William Harrison (instrument maker)
|This article needs additional citations for verification. (March 2015) (Learn how and when to remove this template message)|
William Harrison (20 May 1728 – 24 April 1815) was an English instrument maker, the son of John Harrison, inventor of the marine chronometer.

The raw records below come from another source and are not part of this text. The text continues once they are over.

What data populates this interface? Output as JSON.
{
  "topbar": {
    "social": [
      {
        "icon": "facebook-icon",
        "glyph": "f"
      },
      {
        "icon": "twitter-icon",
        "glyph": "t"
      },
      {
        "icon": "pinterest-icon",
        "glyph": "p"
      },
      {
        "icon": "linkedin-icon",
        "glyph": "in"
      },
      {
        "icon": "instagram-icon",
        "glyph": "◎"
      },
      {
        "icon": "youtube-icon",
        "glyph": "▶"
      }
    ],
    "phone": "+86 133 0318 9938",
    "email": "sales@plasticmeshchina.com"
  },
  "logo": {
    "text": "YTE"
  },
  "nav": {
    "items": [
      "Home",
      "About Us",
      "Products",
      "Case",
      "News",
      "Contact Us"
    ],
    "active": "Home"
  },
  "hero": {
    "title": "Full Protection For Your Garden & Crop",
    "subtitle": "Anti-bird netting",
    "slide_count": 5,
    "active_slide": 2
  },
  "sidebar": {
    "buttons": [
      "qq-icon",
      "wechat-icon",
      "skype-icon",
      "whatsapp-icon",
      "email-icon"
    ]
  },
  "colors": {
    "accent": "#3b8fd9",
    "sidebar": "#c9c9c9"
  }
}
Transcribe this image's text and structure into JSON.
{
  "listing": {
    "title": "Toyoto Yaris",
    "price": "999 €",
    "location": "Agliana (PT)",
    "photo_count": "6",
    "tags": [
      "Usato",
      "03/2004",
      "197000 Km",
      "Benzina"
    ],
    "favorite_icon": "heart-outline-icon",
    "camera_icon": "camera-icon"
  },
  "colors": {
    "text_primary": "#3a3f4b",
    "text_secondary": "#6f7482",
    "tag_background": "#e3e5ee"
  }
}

He was born in Barrow-upon-Humber but moved to London to assist his father in developing the chronometer. In 1761 he sailed to Jamaica on HMS Deptford in charge of his aged father's latest development, the "sea watch", now known as the H4 marine watch, which was to undergo critical performance trials during the transatlantic crossing. Parliament had offered a large prize (20,000 pounds) for a practical working solution to the problem of determining longitude at sea and set up the Board of Longitude to evaluate submissions. In spite of the success of the H4 trials, where the timepiece was shown to be very accurate and reliable and had enabled the longitude to be accurately determined, the Board of Longitude insisted on a second transatlantic crossing to confirm the results. He undertook a second voyage in 1764, sailing to Barbados on HMS Tartar. However, the Board of Longitude were still not convinced that the conditions for the prize had been met.
He then worked with his father, who was now in his late 70s, to produce the H5 chronometer which in 1772 they demonstrated to King George III with great success, gaining the king's support in their fight for the prize offered by Parliament. They were eventually awarded a sum of money, but not the full amount originally offered.
He was elected a Fellow of the Royal Society in 1765, his candidature citation reading "Mr William Harrison of East Street Red Lyon Square, being desirous of the honour of becoming a Member of this Society, Is recommended by us as a Person well skilled in Mechanicks, and several other useful other parts of Mechanical learning, and well known to the learned not only in this Kingdom, but several parts of Europe, for his careful Experiments for the discovery of the Longitude at Sea and therefore we think he will be an useful member of this Society."  He was described as a Scientific Instrument Maker.
He was a Governor of the Foundling Hospital and helped to teach music to the children. He was a deputy lieutenant of Monmouthshire and Middlesex and was elected Sheriff of Monmouthshire in 1791.
He died in 1815 and was buried in his father's tomb in St John's churchyard, Hampstead. The south face of the tomb has the inscription "And to his Son, WILLIAM HARRISON, FRS, born 1728 at Barrow-on-Humber, died 1815. He was the custodian of his father’s prize-winning watch H4 during the vital official trials at sea to Jamaica in 1761, and to Barbados in 1764. He also actively helped his father in the long and difficult negotiations with the Board of Longitude and Parliament when claiming the £20,000 prize. For many years he was a Prominent Governor of the Foundling Hospital, teaching music to the children, and was appointed High Sheriff of Monmouthshire in 1791"